The clock is ticking as Washington lawmakers scramble to pass a two-year operating and capital budget before the fiscal year ends on June 30. If they miss the deadline, thousands government workers would be temporarily laid off. Thirty-four government agencies would suspend all operations while hundreds of other public services would drastically cut back.
At a press conference on Monday, an optimistic Gov. Jay Inslee insisted a bipartisan budget deal was on the horizon.
“This was a breakthrough moment that happened in the last few hours, that in my view was the key that can open this lock that has been separating the parties, and allow us to keep this ship of state afloat,” Inslee told reporters.
But by Tuesday morning, a budget deal failed to materialize. Sen. Andy Billig (D-Spokane) says the deadlock between the Republican-controlled Senate and the Democrat-run House has ended.
“What changed this week is it feels like both sides are moving toward a compromise,” he says. “It takes a long time to get 50 representatives, 25 senators and a governor to all agree on a package they feel is responsible...But deadlines are good motivators and we have a hard deadline at the end of the week.”
According to the Associated Press, negotiators in Olympia have agreed on “large components” of the new state budget and are now hammering out the details. But even after an agreement is reached, Rep. Marcus Riccelli (D-Spokane) says it takes at least 40 hours to draft and finalize a budget plan.
So what’s the holdup? And what happens if the Legislature misses its deadline, forcing a government shutdown? Here, The Inlander answers your pressing questions.
What’s keeping lawmakers from passing a budget?

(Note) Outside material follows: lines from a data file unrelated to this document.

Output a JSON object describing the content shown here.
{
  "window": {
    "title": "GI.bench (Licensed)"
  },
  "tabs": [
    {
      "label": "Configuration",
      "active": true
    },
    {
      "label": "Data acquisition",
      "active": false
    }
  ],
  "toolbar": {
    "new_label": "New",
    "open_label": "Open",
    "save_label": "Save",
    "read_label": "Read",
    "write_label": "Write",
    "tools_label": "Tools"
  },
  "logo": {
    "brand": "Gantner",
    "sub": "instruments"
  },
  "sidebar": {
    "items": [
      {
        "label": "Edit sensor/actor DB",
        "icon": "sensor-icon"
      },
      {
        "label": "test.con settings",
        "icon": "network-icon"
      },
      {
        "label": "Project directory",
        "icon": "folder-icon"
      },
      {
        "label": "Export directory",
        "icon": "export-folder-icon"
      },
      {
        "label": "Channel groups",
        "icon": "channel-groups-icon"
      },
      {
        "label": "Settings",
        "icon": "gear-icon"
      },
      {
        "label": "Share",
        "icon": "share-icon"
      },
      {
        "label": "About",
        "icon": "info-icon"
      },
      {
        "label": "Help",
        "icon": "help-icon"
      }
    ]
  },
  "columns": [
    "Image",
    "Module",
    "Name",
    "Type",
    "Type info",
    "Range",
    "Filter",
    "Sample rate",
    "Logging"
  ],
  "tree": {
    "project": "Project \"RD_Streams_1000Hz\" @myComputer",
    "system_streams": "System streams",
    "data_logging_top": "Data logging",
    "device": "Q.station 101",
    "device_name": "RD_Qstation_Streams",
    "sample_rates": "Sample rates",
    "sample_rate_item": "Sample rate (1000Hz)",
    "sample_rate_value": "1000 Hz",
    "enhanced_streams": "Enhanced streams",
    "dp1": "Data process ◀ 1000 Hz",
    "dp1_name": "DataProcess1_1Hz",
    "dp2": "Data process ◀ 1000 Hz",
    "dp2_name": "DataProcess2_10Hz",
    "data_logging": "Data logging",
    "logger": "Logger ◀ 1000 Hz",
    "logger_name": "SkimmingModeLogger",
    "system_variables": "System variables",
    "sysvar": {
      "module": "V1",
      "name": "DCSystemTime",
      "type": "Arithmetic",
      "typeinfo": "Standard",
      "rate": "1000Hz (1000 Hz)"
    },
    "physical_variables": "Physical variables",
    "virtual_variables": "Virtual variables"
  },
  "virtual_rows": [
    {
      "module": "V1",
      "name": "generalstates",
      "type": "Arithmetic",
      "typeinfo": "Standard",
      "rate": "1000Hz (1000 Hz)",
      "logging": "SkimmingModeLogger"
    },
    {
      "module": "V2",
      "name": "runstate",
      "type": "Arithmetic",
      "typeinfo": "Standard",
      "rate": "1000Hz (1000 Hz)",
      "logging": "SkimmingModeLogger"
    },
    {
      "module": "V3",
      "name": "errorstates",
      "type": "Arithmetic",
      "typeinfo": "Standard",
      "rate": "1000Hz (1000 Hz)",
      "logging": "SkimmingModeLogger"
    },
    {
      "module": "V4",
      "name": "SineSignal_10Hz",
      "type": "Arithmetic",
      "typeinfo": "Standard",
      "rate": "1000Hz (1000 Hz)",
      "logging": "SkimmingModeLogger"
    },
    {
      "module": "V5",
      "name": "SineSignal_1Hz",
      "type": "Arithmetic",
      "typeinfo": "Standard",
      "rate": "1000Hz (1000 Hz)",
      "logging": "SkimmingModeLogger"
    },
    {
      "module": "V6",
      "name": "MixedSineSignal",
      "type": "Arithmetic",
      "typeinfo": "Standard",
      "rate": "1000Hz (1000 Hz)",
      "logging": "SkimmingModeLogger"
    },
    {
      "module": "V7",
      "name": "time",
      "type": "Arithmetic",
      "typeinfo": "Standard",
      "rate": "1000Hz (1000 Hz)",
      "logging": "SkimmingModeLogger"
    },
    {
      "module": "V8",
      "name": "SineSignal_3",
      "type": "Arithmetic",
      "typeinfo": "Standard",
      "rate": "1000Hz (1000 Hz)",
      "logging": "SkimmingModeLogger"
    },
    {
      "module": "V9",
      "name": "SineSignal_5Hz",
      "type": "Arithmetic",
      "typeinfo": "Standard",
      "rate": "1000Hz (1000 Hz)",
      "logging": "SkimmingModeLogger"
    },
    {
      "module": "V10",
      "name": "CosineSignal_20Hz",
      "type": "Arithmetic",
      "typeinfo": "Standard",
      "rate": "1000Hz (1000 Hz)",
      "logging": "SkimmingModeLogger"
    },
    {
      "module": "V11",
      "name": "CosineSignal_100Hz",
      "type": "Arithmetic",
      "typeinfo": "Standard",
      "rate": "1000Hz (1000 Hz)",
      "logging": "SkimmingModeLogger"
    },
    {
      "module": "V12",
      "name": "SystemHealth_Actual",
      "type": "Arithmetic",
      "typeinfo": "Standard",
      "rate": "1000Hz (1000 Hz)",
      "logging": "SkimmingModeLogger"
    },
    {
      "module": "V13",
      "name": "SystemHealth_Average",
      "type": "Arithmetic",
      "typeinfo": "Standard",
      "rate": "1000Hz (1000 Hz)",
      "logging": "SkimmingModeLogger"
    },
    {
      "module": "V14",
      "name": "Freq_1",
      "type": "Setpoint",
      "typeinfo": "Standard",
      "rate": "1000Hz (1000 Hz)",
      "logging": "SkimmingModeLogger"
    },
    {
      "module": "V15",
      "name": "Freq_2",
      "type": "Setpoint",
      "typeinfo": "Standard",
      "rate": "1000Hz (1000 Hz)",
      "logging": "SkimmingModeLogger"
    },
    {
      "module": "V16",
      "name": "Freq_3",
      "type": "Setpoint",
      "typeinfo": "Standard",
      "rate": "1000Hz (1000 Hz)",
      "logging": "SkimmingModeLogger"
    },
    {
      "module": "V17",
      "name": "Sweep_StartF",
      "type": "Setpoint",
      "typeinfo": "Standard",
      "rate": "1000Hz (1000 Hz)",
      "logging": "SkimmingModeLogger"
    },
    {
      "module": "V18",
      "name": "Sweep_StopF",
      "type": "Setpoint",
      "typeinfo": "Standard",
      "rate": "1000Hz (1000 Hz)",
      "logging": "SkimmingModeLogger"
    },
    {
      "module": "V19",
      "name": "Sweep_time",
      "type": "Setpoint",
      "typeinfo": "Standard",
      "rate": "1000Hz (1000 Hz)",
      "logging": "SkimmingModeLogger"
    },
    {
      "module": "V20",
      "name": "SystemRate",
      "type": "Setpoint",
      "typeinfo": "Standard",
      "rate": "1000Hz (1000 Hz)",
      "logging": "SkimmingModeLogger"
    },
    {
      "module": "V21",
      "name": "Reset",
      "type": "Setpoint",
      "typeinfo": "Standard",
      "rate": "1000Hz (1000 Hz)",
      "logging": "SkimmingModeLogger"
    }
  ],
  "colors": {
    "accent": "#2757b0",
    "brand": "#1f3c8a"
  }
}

The Legislature faces a twofold challenge: A projected $1 billion budget shortfall and a court order to fully fund basic education by 2018. In the 2012 McCleary case, the state Supreme Court ruled that Washington is failing its constitutional duty to amply fund basic education. To comply with the high court’s ruling, a legislative task force estimated that the government would need to pump $1.4 billion into public schools in the next biennium.
Negotiations stalled earlier in the second special session as Republicans demanded policy reforms and Democrats asked for new revenue streams through tax hikes.
Friction between the parties relaxed last week after the Economic and Revenue Forecast Council revised its latest forecast, projecting a combined increase in revenue for the current and next budget of more than $2 billion for 2013-15.
Senate leaders said they would let go of their policy bills so long as House members forgot about new revenue. House Majority Leader Pat Sullivan told the AP%uFFFD that Dems could work on a budget without any additional revenue this year.
Now it seems the two chambers are disagreeing on how and what to spend on basic education. The Senate reportedly wants to make a $1 billion down payment on K-12 schooling, while the House would rather spend less and save more for social services.
Has Washington ever missed the July 1 deadline?
No, but in 1991, lawmakers came close to shutdowning the government. That year, former Gov. Booth Gardner signed and filed a budget on June 30 at 11:58 p.m.
What happens if the government shuts down?
Roughly two-thirds of government agencies would cease or dramatically scale back operations. Twenty-five agencies would not be affected, including the Department of Transportation because its budget was passed earlier this year. Here are some examples of discontinued government services, according to a contingency plan prepared by the Office of Financial Management:
Yesterday, state agencies began sending potential layoff notices to about 26,000 state workers in case there’s no deal at the end of the month. Inslee sent out a personal note, saying, “I know today will be difficult for many of you. Temporary layoff notices will begin being distributed this afternoon as required by law, and I know those notices will generate a high level of anxiety, uncertainty and frustration … I’m doing everything I can to make sure that doesn’t happen — and if legislators send me an agreed-upon budget, it won’t.”